Avaxia Biologics’s big plan has been to create a line of drugs that go after the same protein, tumor necrosis factor, that AbbVie’s adalimumab (Humira) does—just in a different, more localized way. Clearly, its approach has gotten AbbVie’s (NYSE: ABBV) attention.
Lexington, MA-based Avaxia announced today that it has closed an $11.4 million Series B round. While the round was led by existing investors Cherrystone Angels, Golden Seeds, and several other angels, the headliner is that AbbVie Biotech Ventures—the VC arm of the multi-billion dollar pharmaceutical business spun out by Abbott Laboratories in January—has become Avaxia’s first institutional investor and joined the group. AbbVie Biotech Ventures managing partner David Donabedian has gotten a seat on Avaxia’s board of directors as part of the deal, according to Avaxia CEO Barbara Fox.
Avaxia has now raised $15.5 million in equity and about $6 million in non-dilutive grants and contracts since its inception, Fox says.
Avaxia is using most of the cash to wind up an early-stage trial for its lead drug candidate, AVX-470, an antibody the company hopes to use to treat patients with ulcerative colitis. It will also help Avaxia manufacture enough drugs to use in its mid-stage clinical trial, while leaving the company with some breathing room to plan that study after it finishes the one currently underway.
Fox was clear to say that AbbVie is making an investment only: it has no rights to the drug itself, meaning Avaxia is free to find a partner to help develop it. AbbVie isn’t getting an inside track towards a potential acquisition of the company as part of the deal.

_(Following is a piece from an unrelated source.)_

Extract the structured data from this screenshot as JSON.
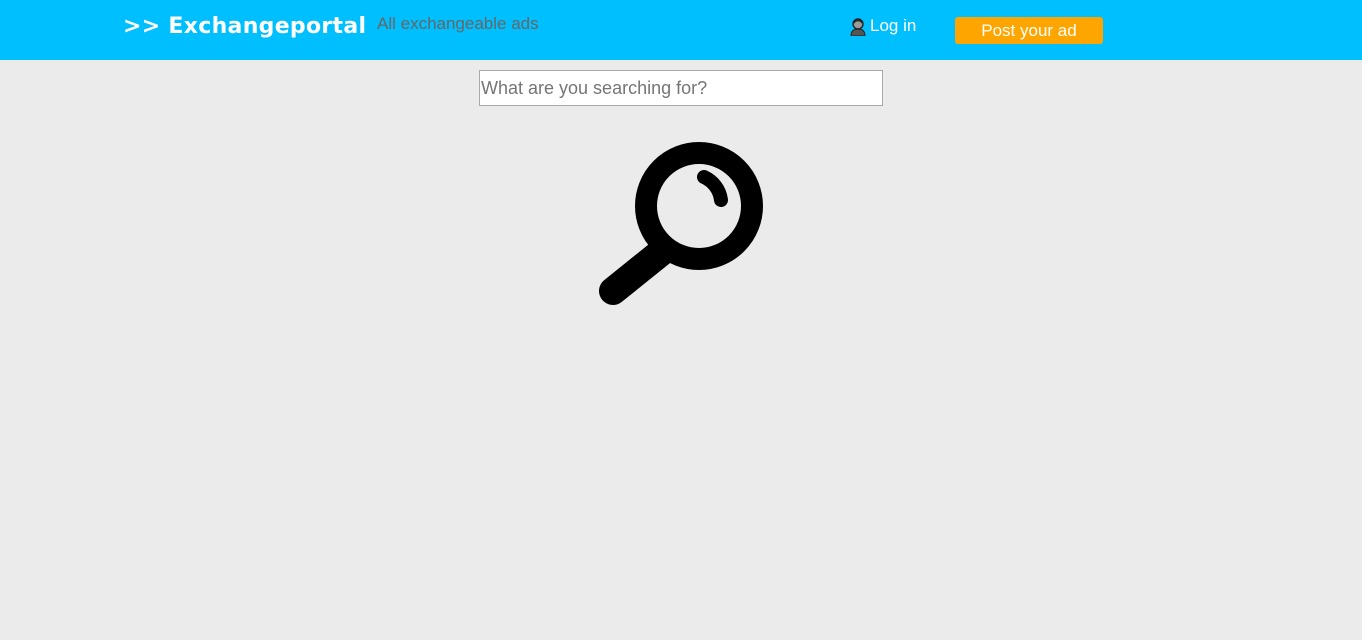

“Their investment gives them a close relationship with us, it allows us to draw on their expertise with gastroenterology which we are delighted with,” Fox says. “It really gives them kind of a seat at the table, but does not give them any product rights.”
Avaxia’s early-stage study, which is enrolling somewhere between 24 and 30 patients, is expected to produce top-line clinical data by the end of the year, she says.
Fox adds that Avaxia is “actively” looking for a partner to either co-develop AVX-470 with or license the drug to altogether.
“Our preference would be to find a partner early on who can help us to design the best Phase 2 clinical trial, and who can help us make sure the drug supply manufacturing is going along consistent with what they would like to see,” she says. “And we would like to both get some early money back to our investors, primarily our angel investors who have been patient—we would like to reward their patience.”
Avaxia’s drug works by targeting tumor necrosis factor, a protein implicated in a number of inflammatory diseases. Drugs hitting that target have brought in billions for the pharmaceutical industry, as AbbVie knows better than anyone else: it has turned adalimumab into the biggest selling drug in the world, using it to treat a host of disease types such as rheumatoid arthritis.
Typically, however, anti-tumor necrosis factor drugs, are injected or infused into the body. Avaxia, using an antibody produced in cow’s milk, has created a pill. Though others have tried to create an oral anti-TNF drug in the past, Fox says Avaxia’s approach is different in that its drugs aren’t targeting inflammatory diseases affecting the whole system. While others made oral anti-TNF pills that were broadly absorbed and circulated through the bloodstream, Avaxia’s drug is designed to work in the gut and nowhere else.
“We’re just looking for local activity,” she says.
Indeed, Avaxia calls its drugs “gut-targeted therapeutics,” in that they are designed specifically to go directly to the gut and use their TNF-fighting punch right at the site of inflammation, which should have little affect on the rest of the system, and thus, fewer side effects. To create those drugs, Avaxia taps into cow’s milk. Pregnant cows are immunized with an engineered form of human TNF; Avaxia isolates the antibody from the milk produced by the cows just before they give birth.
“These antibodies are not only safe for oral administration, but they’re also designed by nature to work within the gut, and they are inherently stable to intestinal digestion,” Fox says.
Three types of drugs are currently used to treat inflammatory bowel disease: corticosteroids, which Fox says can be useful to treat a flare-up, but can’t be used for very long; a class of drugs known as 5-aminosalicyclic acids, oral antinflammatory drugs that “for most people are not strong enough,” according to Fox; and injectable anti-TNF’s such as adalimumab and Johnson & Johnson’s infliximab (Remicade).
“We are orally dosed, and we believe that the local activity of the antibody is beneficial for some patients,” she says. “There are advantages to targeting the activity of a drug locally. You minimize the effects outside of a disease space’s organ of interest, and you potentially increase efficacy.”
Avaxia has no problem licensing out AVX-470 to help validate its drug development concept. Should it be able to do so, the rest of its preclinical drugs take on a different light.
“If we can show that this first one works, then it really proves out the entire platform and that allows us to generate hopefully the research collaborations, the partnerships we need, and the financing we need to develop out the whole platform,” Fox says.